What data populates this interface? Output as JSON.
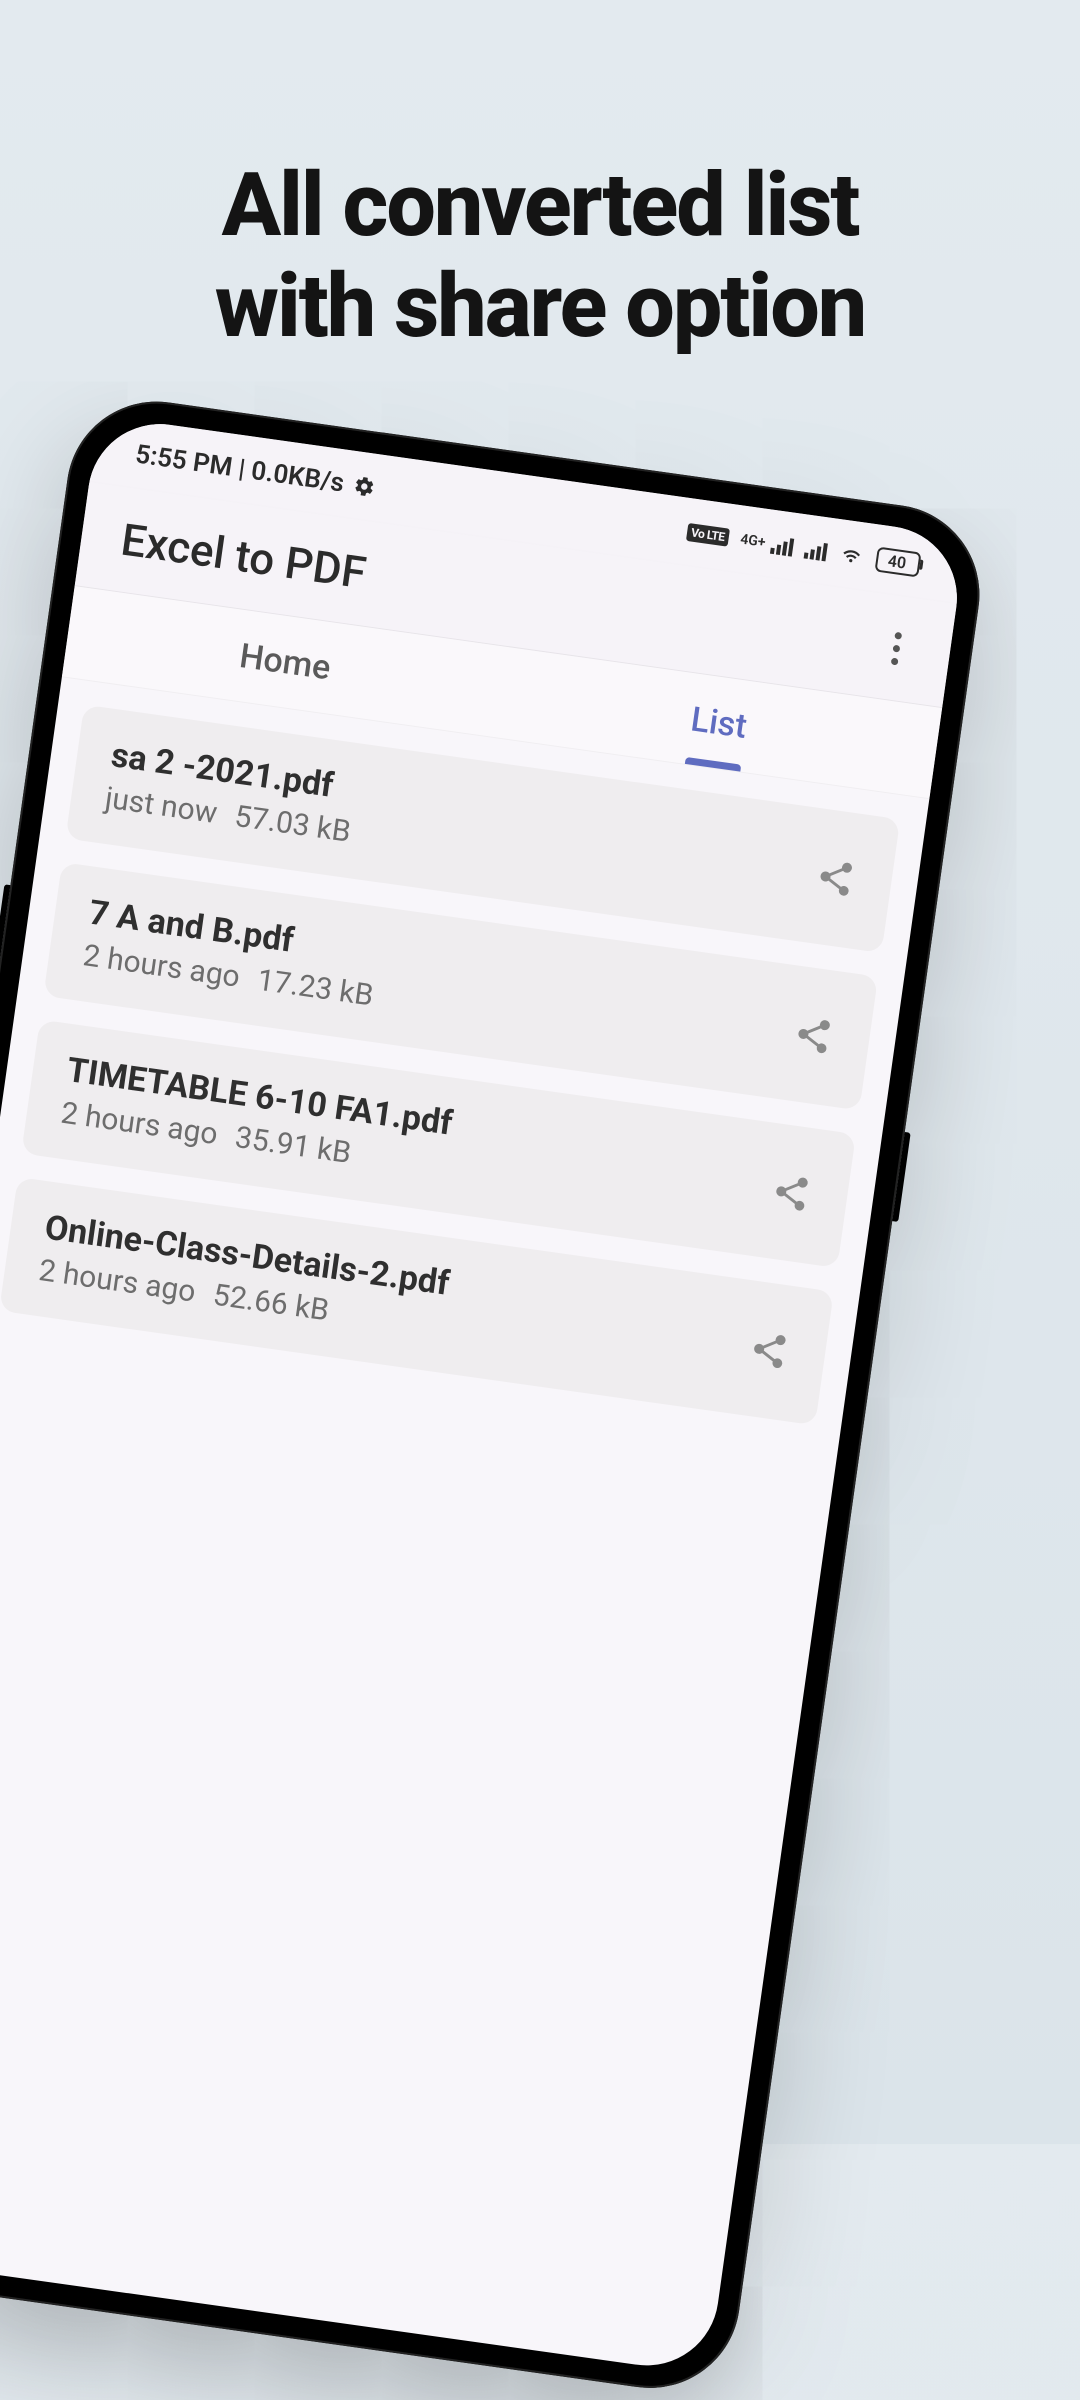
{
  "promo": {
    "line1": "All converted list",
    "line2": "with share option"
  },
  "statusbar": {
    "time_net": "5:55 PM | 0.0KB/s",
    "volte": "Vo LTE",
    "net_gen": "4G+",
    "battery": "40"
  },
  "appbar": {
    "title": "Excel to PDF"
  },
  "tabs": {
    "home": "Home",
    "list": "List"
  },
  "files": [
    {
      "name": "sa 2 -2021.pdf",
      "time": "just now",
      "size": "57.03 kB"
    },
    {
      "name": "7 A and B.pdf",
      "time": "2 hours ago",
      "size": "17.23 kB"
    },
    {
      "name": "TIMETABLE 6-10 FA1.pdf",
      "time": "2 hours ago",
      "size": "35.91 kB"
    },
    {
      "name": "Online-Class-Details-2.pdf",
      "time": "2 hours ago",
      "size": "52.66 kB"
    }
  ]
}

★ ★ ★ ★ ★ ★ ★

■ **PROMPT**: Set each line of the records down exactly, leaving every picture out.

■ **OUTPUT FOR THIS TASK**:
What data populates this interface? Output as JSON.
{
  "promo": {
    "line1": "All converted list",
    "line2": "with share option"
  },
  "statusbar": {
    "time_net": "5:55 PM | 0.0KB/s",
    "volte": "Vo LTE",
    "net_gen": "4G+",
    "battery": "40"
  },
  "appbar": {
    "title": "Excel to PDF"
  },
  "tabs": {
    "home": "Home",
    "list": "List"
  },
  "files": [
    {
      "name": "sa 2 -2021.pdf",
      "time": "just now",
      "size": "57.03 kB"
    },
    {
      "name": "7 A and B.pdf",
      "time": "2 hours ago",
      "size": "17.23 kB"
    },
    {
      "name": "TIMETABLE 6-10 FA1.pdf",
      "time": "2 hours ago",
      "size": "35.91 kB"
    },
    {
      "name": "Online-Class-Details-2.pdf",
      "time": "2 hours ago",
      "size": "52.66 kB"
    }
  ]
}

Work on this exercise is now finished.